# Exercise details
Below are the records to retype. Keep every character exactly and leave out the pictures.

---- Records for the task

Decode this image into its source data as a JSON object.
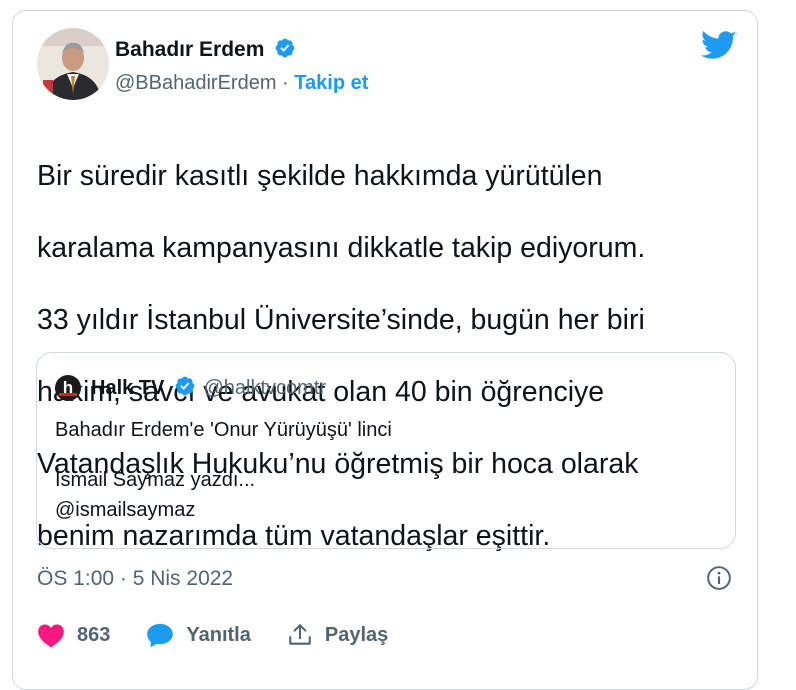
{
  "tweet": {
    "author": {
      "name": "Bahadır Erdem",
      "handle": "@BBahadirErdem",
      "separator": "·",
      "follow_label": "Takip et"
    },
    "text_lines": [
      "Bir süredir kasıtlı şekilde hakkımda yürütülen",
      "karalama kampanyasını dikkatle takip ediyorum.",
      "33 yıldır İstanbul Üniversite’sinde, bugün her biri",
      "hakim, savcı ve avukat olan 40 bin öğrenciye",
      "Vatandaşlık Hukuku’nu öğretmiş bir hoca olarak",
      "benim nazarımda tüm vatandaşlar eşittir."
    ],
    "quote": {
      "logo_letter": "h",
      "name": "Halk TV",
      "handle": "@halktvcomtr",
      "line1": "Bahadır Erdem'e 'Onur Yürüyüşü' linci",
      "line2": "İsmail Saymaz yazdı...",
      "line3": "@ismailsaymaz"
    },
    "timestamp": "ÖS 1:00 · 5 Nis 2022",
    "actions": {
      "like_count": "863",
      "reply_label": "Yanıtla",
      "share_label": "Paylaş"
    }
  },
  "colors": {
    "accent": "#1d9bf0",
    "like": "#f91880",
    "muted": "#536471",
    "border": "#cfd9de"
  },
  "icons": [
    "avatar-photo",
    "verified-badge-icon",
    "twitter-bird-icon",
    "halktv-logo",
    "info-icon",
    "heart-icon",
    "reply-bubble-icon",
    "share-icon"
  ]
}
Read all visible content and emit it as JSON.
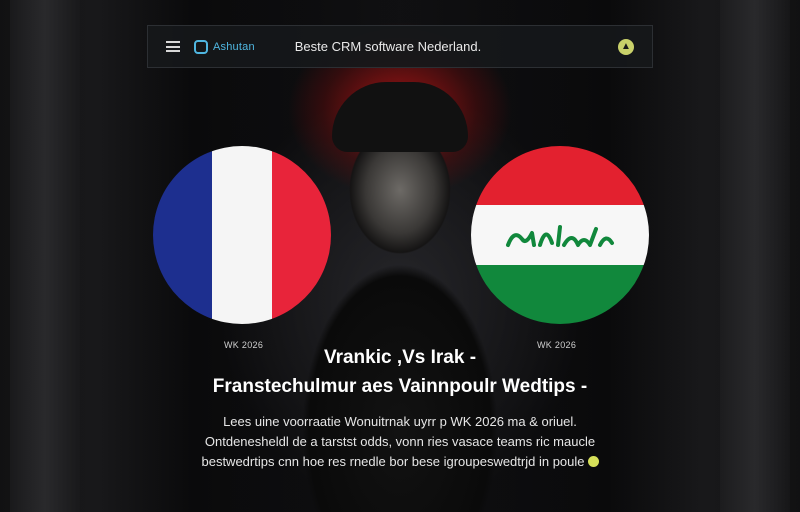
{
  "header": {
    "logo_text": "Ashutan",
    "title": "Beste CRM software Nederland.",
    "account_icon": "user-icon"
  },
  "match": {
    "left_label": "WK 2026",
    "right_label": "WK 2026",
    "left_team_flag": "france-flag",
    "right_team_flag": "iraq-flag",
    "title_line_1": "Vrankic ,Vs Irak -",
    "title_line_2": "Franstechulmur aes Vainnpoulr Wedtips -",
    "description_lines": [
      "Lees uine voorraatie Wonuitrnak uyrr p WK 2026 ma & oriuel.",
      "Ontdenesheldl de a tarstst odds, vonn ries vasace teams ric maucle",
      "bestwedrtips cnn hoe res rnedle bor bese igroupeswedtrjd in poule"
    ]
  },
  "colors": {
    "accent_red": "#c41414",
    "logo_blue": "#4fb6e0",
    "more_dot": "#d6e05a"
  }
}
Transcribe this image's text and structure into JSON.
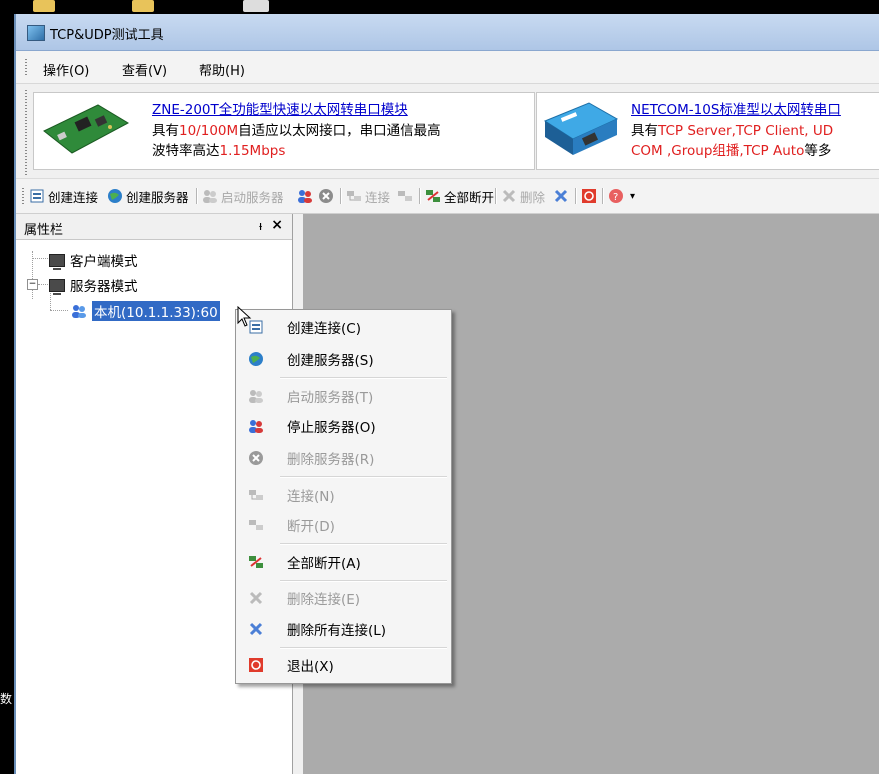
{
  "window": {
    "title": "TCP&UDP测试工具"
  },
  "menu": {
    "items": [
      "操作(O)",
      "查看(V)",
      "帮助(H)"
    ]
  },
  "ads": [
    {
      "title": "ZNE-200T全功能型快速以太网转串口模块",
      "line1_a": "具有",
      "line1_red": "10/100M",
      "line1_b": "自适应以太网接口，串口通信最高",
      "line2_a": "波特率高达",
      "line2_red": "1.15Mbps"
    },
    {
      "title": "NETCOM-10S标准型以太网转串口",
      "line1_a": "具有",
      "line1_red": "TCP Server,TCP Client, UD",
      "line2_red": "COM ,Group组播,TCP Auto",
      "line2_b": "等多"
    }
  ],
  "toolbar": {
    "create_connection": "创建连接",
    "create_server": "创建服务器",
    "start_server": "启动服务器",
    "connect": "连接",
    "disconnect_all": "全部断开",
    "delete": "删除"
  },
  "panel": {
    "title": "属性栏",
    "pin": "ᵼ",
    "close": "×",
    "client_mode": "客户端模式",
    "server_mode": "服务器模式",
    "local_server": "本机(10.1.1.33):60"
  },
  "context_menu": {
    "create_connection": "创建连接(C)",
    "create_server": "创建服务器(S)",
    "start_server": "启动服务器(T)",
    "stop_server": "停止服务器(O)",
    "delete_server": "删除服务器(R)",
    "connect": "连接(N)",
    "disconnect": "断开(D)",
    "disconnect_all": "全部断开(A)",
    "delete_connection": "删除连接(E)",
    "delete_all_connections": "删除所有连接(L)",
    "exit": "退出(X)"
  },
  "desktop": {
    "left_text": "数"
  },
  "colors": {
    "selection": "#316ac5",
    "workspace": "#ababab",
    "ad_link": "#0000cc",
    "ad_highlight": "#e02020"
  }
}
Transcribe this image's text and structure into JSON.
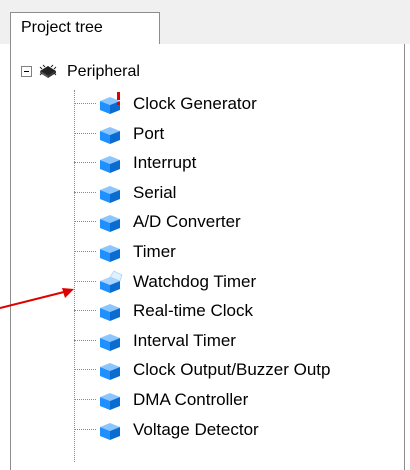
{
  "tab": {
    "label": "Project tree"
  },
  "tree": {
    "root": {
      "label": "Peripheral",
      "icon": "chip-icon"
    },
    "items": [
      {
        "label": "Clock Generator",
        "icon": "cube-warning-icon"
      },
      {
        "label": "Port",
        "icon": "cube-icon"
      },
      {
        "label": "Interrupt",
        "icon": "cube-icon"
      },
      {
        "label": "Serial",
        "icon": "cube-icon"
      },
      {
        "label": "A/D Converter",
        "icon": "cube-icon"
      },
      {
        "label": "Timer",
        "icon": "cube-icon"
      },
      {
        "label": "Watchdog Timer",
        "icon": "cube-open-icon"
      },
      {
        "label": "Real-time Clock",
        "icon": "cube-icon"
      },
      {
        "label": "Interval Timer",
        "icon": "cube-icon"
      },
      {
        "label": "Clock Output/Buzzer Outp",
        "icon": "cube-icon"
      },
      {
        "label": "DMA Controller",
        "icon": "cube-icon"
      },
      {
        "label": "Voltage Detector",
        "icon": "cube-icon"
      }
    ]
  },
  "colors": {
    "accent_blue": "#1e90ff",
    "arrow_red": "#e00000",
    "warning_red": "#e00000"
  }
}
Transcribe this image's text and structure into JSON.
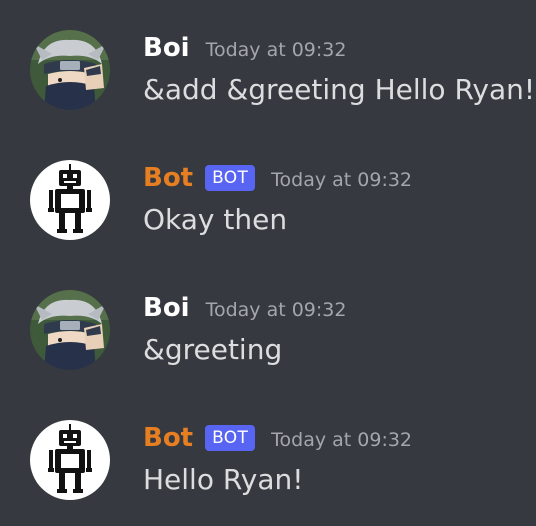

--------

# Response to this exercise
Decode this image into its source data as a JSON object.
{
  "tweet": {
    "author": {
      "name": "Bahadır Erdem",
      "handle": "@BBahadirErdem",
      "separator": "·",
      "follow_label": "Takip et"
    },
    "text_lines": [
      "Bir süredir kasıtlı şekilde hakkımda yürütülen",
      "karalama kampanyasını dikkatle takip ediyorum.",
      "33 yıldır İstanbul Üniversite’sinde, bugün her biri",
      "hakim, savcı ve avukat olan 40 bin öğrenciye",
      "Vatandaşlık Hukuku’nu öğretmiş bir hoca olarak",
      "benim nazarımda tüm vatandaşlar eşittir."
    ],
    "quote": {
      "logo_letter": "h",
      "name": "Halk TV",
      "handle": "@halktvcomtr",
      "line1": "Bahadır Erdem'e 'Onur Yürüyüşü' linci",
      "line2": "İsmail Saymaz yazdı...",
      "line3": "@ismailsaymaz"
    },
    "timestamp": "ÖS 1:00 · 5 Nis 2022",
    "actions": {
      "like_count": "863",
      "reply_label": "Yanıtla",
      "share_label": "Paylaş"
    }
  },
  "colors": {
    "accent": "#1d9bf0",
    "like": "#f91880",
    "muted": "#536471",
    "border": "#cfd9de"
  },
  "icons": [
    "avatar-photo",
    "verified-badge-icon",
    "twitter-bird-icon",
    "halktv-logo",
    "info-icon",
    "heart-icon",
    "reply-bubble-icon",
    "share-icon"
  ]
}
Read all visible content and emit it as JSON.
{
  "header": {
    "logo_text": "Ashutan",
    "title": "Beste CRM software Nederland.",
    "account_icon": "user-icon"
  },
  "match": {
    "left_label": "WK 2026",
    "right_label": "WK 2026",
    "left_team_flag": "france-flag",
    "right_team_flag": "iraq-flag",
    "title_line_1": "Vrankic ,Vs Irak -",
    "title_line_2": "Franstechulmur aes Vainnpoulr Wedtips -",
    "description_lines": [
      "Lees uine voorraatie Wonuitrnak uyrr p WK 2026 ma & oriuel.",
      "Ontdenesheldl de a tarstst odds, vonn ries vasace teams ric maucle",
      "bestwedrtips cnn hoe res rnedle bor bese igroupeswedtrjd in poule"
    ]
  },
  "colors": {
    "accent_red": "#c41414",
    "logo_blue": "#4fb6e0",
    "more_dot": "#d6e05a"
  }
}
Transcribe this image's text and structure into JSON.
{
  "window": {
    "title": "TCP&UDP测试工具"
  },
  "menu": {
    "items": [
      "操作(O)",
      "查看(V)",
      "帮助(H)"
    ]
  },
  "ads": [
    {
      "title": "ZNE-200T全功能型快速以太网转串口模块",
      "line1_a": "具有",
      "line1_red": "10/100M",
      "line1_b": "自适应以太网接口，串口通信最高",
      "line2_a": "波特率高达",
      "line2_red": "1.15Mbps"
    },
    {
      "title": "NETCOM-10S标准型以太网转串口",
      "line1_a": "具有",
      "line1_red": "TCP Server,TCP Client, UD",
      "line2_red": "COM ,Group组播,TCP Auto",
      "line2_b": "等多"
    }
  ],
  "toolbar": {
    "create_connection": "创建连接",
    "create_server": "创建服务器",
    "start_server": "启动服务器",
    "connect": "连接",
    "disconnect_all": "全部断开",
    "delete": "删除"
  },
  "panel": {
    "title": "属性栏",
    "pin": "ᵼ",
    "close": "×",
    "client_mode": "客户端模式",
    "server_mode": "服务器模式",
    "local_server": "本机(10.1.1.33):60"
  },
  "context_menu": {
    "create_connection": "创建连接(C)",
    "create_server": "创建服务器(S)",
    "start_server": "启动服务器(T)",
    "stop_server": "停止服务器(O)",
    "delete_server": "删除服务器(R)",
    "connect": "连接(N)",
    "disconnect": "断开(D)",
    "disconnect_all": "全部断开(A)",
    "delete_connection": "删除连接(E)",
    "delete_all_connections": "删除所有连接(L)",
    "exit": "退出(X)"
  },
  "desktop": {
    "left_text": "数"
  },
  "colors": {
    "selection": "#316ac5",
    "workspace": "#ababab",
    "ad_link": "#0000cc",
    "ad_highlight": "#e02020"
  }
}
Transcribe this image's text and structure into JSON.
{
  "tab": {
    "label": "Project tree"
  },
  "tree": {
    "root": {
      "label": "Peripheral",
      "icon": "chip-icon"
    },
    "items": [
      {
        "label": "Clock Generator",
        "icon": "cube-warning-icon"
      },
      {
        "label": "Port",
        "icon": "cube-icon"
      },
      {
        "label": "Interrupt",
        "icon": "cube-icon"
      },
      {
        "label": "Serial",
        "icon": "cube-icon"
      },
      {
        "label": "A/D Converter",
        "icon": "cube-icon"
      },
      {
        "label": "Timer",
        "icon": "cube-icon"
      },
      {
        "label": "Watchdog Timer",
        "icon": "cube-open-icon"
      },
      {
        "label": "Real-time Clock",
        "icon": "cube-icon"
      },
      {
        "label": "Interval Timer",
        "icon": "cube-icon"
      },
      {
        "label": "Clock Output/Buzzer Outp",
        "icon": "cube-icon"
      },
      {
        "label": "DMA Controller",
        "icon": "cube-icon"
      },
      {
        "label": "Voltage Detector",
        "icon": "cube-icon"
      }
    ]
  },
  "colors": {
    "accent_blue": "#1e90ff",
    "arrow_red": "#e00000",
    "warning_red": "#e00000"
  }
}
Transcribe this image's text and structure into JSON.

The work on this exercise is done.